■ Exercise description:
In the data, find the word "JSON" and copy out every line that has it.

(Data under study begins)

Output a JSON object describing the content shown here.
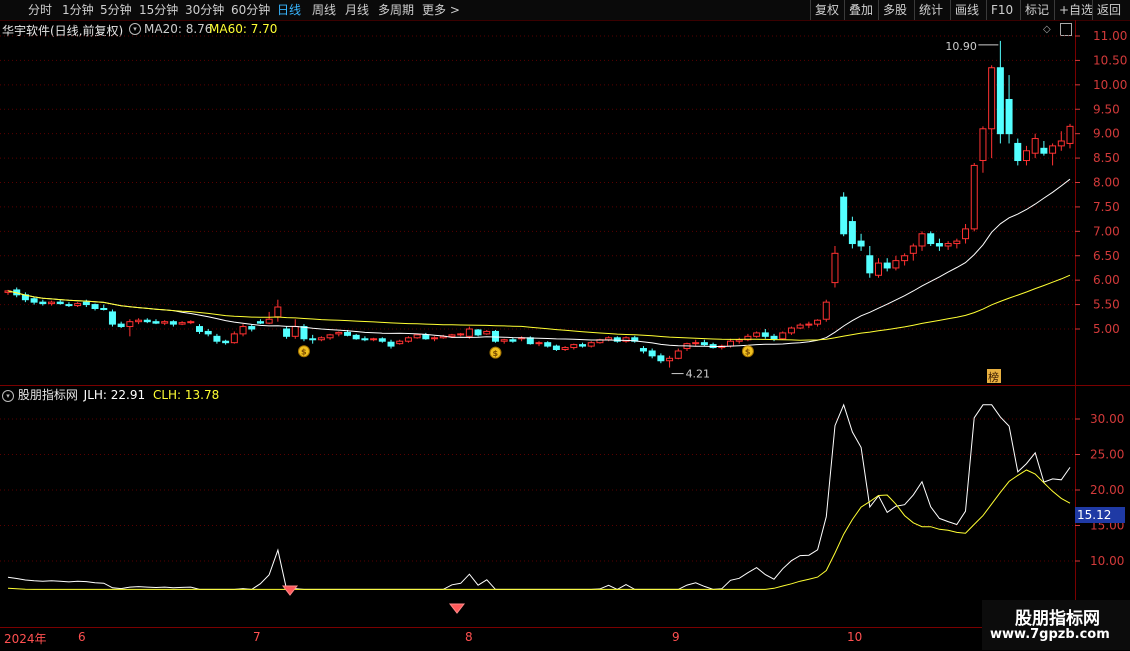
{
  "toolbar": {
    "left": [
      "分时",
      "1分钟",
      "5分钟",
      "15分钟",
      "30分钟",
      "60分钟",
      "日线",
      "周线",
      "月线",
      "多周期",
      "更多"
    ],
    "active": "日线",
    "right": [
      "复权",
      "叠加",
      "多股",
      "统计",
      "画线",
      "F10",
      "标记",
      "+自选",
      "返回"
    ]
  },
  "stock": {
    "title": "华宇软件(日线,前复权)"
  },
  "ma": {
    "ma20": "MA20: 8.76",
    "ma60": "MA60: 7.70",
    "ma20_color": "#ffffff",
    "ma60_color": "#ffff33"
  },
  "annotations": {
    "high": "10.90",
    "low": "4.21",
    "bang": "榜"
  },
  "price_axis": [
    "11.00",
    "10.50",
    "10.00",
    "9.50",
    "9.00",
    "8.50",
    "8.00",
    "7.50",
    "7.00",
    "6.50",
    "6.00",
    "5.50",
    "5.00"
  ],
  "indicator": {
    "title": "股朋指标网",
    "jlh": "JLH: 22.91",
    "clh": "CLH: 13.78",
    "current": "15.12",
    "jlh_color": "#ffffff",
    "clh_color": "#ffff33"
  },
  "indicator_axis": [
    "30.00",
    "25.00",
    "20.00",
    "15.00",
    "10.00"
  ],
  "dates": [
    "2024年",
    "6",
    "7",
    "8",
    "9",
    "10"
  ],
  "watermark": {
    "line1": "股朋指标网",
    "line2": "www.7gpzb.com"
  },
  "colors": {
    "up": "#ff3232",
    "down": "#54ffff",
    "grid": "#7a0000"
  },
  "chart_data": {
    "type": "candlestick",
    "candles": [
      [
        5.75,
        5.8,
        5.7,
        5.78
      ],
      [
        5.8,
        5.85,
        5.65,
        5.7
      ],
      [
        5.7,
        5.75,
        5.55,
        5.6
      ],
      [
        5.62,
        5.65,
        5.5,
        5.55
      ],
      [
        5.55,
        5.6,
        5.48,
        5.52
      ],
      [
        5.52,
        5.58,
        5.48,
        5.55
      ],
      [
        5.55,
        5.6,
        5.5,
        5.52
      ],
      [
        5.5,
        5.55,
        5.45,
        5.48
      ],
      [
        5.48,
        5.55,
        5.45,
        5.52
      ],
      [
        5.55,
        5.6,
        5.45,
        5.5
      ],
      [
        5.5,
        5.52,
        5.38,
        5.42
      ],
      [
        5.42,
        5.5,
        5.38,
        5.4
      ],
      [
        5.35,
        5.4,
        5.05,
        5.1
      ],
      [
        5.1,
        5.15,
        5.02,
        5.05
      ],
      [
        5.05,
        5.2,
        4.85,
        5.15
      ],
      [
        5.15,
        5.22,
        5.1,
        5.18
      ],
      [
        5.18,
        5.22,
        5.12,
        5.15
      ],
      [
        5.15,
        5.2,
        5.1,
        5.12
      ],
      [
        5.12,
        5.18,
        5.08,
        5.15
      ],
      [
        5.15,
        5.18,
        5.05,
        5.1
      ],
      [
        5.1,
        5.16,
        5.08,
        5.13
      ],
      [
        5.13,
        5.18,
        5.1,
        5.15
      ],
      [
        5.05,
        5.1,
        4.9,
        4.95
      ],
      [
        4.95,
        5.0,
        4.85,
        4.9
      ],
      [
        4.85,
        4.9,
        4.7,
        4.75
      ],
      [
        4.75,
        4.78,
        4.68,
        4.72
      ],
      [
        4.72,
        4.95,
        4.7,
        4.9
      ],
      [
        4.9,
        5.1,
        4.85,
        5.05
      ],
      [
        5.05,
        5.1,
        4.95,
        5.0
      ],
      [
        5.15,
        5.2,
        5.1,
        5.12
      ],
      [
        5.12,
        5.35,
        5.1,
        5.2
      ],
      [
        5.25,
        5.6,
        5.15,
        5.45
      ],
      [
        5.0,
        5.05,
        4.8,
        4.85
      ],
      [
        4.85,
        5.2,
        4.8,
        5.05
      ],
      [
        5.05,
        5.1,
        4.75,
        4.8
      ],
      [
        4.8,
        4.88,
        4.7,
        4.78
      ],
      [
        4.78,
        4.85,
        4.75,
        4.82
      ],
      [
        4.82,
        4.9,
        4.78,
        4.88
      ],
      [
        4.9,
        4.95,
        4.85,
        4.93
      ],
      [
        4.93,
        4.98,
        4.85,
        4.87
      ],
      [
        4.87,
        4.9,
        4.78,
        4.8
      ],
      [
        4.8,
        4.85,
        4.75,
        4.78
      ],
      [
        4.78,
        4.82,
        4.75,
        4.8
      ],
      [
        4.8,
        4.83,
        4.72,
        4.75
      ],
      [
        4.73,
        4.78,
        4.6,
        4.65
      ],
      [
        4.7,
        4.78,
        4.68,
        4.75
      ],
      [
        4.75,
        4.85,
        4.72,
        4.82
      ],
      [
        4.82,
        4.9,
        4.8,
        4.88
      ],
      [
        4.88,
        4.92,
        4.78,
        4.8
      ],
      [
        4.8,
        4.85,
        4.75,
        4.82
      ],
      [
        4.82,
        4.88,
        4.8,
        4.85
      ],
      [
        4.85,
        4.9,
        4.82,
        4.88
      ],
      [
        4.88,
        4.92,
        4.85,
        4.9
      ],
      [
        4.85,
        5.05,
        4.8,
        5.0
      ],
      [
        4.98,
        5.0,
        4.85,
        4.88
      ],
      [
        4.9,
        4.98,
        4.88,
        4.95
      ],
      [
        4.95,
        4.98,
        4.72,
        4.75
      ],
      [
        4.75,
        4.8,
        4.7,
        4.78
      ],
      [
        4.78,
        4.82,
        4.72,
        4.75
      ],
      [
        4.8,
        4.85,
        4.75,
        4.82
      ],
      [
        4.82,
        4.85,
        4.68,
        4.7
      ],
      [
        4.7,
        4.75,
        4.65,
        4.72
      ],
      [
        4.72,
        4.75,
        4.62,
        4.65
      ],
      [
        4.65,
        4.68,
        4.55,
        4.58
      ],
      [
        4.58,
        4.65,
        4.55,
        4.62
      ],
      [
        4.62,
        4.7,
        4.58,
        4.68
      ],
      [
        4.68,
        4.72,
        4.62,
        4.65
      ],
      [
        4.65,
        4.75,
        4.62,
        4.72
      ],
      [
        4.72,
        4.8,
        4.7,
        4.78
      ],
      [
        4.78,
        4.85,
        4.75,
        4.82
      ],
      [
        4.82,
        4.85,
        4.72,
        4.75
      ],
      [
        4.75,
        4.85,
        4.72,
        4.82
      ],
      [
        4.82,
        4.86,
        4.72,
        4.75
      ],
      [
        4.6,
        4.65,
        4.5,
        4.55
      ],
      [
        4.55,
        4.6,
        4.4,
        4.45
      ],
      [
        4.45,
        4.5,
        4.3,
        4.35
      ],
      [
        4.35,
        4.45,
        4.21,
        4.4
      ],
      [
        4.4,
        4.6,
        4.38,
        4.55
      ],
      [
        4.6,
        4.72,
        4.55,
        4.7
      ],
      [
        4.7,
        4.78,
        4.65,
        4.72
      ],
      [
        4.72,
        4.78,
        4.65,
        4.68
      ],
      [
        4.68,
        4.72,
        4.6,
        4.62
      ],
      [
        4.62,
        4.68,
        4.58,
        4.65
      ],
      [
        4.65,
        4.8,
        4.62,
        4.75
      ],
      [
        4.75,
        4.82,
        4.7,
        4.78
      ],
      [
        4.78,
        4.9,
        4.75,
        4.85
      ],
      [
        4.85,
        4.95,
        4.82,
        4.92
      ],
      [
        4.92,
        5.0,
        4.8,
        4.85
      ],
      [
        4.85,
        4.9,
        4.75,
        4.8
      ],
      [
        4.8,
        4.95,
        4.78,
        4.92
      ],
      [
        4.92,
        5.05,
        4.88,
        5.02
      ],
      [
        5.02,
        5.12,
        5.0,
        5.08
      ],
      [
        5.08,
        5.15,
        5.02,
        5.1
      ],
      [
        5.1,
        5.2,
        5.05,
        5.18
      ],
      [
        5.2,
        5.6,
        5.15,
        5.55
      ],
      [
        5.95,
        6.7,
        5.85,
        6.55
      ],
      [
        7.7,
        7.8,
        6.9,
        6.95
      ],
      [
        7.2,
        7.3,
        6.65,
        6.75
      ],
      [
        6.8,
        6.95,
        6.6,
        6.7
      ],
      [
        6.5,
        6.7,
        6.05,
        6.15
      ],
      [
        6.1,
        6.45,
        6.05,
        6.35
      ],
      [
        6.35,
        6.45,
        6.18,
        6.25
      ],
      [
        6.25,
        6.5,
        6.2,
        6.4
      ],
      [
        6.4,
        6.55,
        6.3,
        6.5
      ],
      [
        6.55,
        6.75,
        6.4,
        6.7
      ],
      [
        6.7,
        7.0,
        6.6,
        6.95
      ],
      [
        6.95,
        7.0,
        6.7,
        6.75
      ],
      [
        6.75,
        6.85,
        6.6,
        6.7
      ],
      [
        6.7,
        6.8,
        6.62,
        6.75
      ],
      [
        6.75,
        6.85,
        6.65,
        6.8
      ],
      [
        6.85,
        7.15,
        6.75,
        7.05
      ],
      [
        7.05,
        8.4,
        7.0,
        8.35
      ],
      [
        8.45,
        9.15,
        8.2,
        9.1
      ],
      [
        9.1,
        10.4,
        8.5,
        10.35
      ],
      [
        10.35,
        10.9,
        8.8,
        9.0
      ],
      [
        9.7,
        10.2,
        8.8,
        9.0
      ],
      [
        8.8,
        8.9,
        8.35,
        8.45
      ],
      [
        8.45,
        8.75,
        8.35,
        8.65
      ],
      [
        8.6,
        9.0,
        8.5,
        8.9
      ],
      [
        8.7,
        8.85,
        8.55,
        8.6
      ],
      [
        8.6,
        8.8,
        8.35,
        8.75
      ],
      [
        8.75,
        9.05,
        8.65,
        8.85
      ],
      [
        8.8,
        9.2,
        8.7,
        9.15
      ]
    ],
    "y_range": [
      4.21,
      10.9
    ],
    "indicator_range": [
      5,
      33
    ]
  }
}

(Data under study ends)
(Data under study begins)

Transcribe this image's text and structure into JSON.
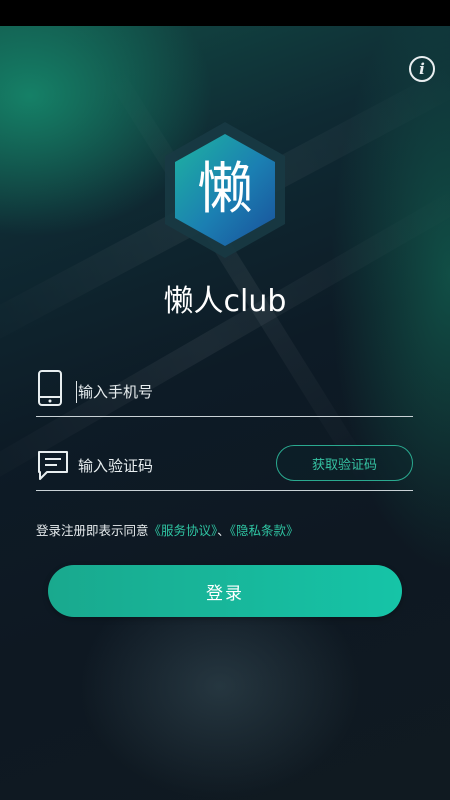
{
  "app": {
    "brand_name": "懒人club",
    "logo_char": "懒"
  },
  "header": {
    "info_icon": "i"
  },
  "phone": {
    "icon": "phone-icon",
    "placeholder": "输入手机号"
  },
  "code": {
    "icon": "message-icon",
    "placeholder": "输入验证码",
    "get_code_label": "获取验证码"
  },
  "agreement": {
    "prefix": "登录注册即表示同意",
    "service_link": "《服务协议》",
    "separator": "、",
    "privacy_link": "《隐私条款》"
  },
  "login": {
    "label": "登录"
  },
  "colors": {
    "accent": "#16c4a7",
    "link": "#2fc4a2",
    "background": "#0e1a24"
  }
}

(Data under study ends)

■ Response to this exercise:
Output a JSON object describing the content shown here.
Transcribe this image's text and structure into JSON.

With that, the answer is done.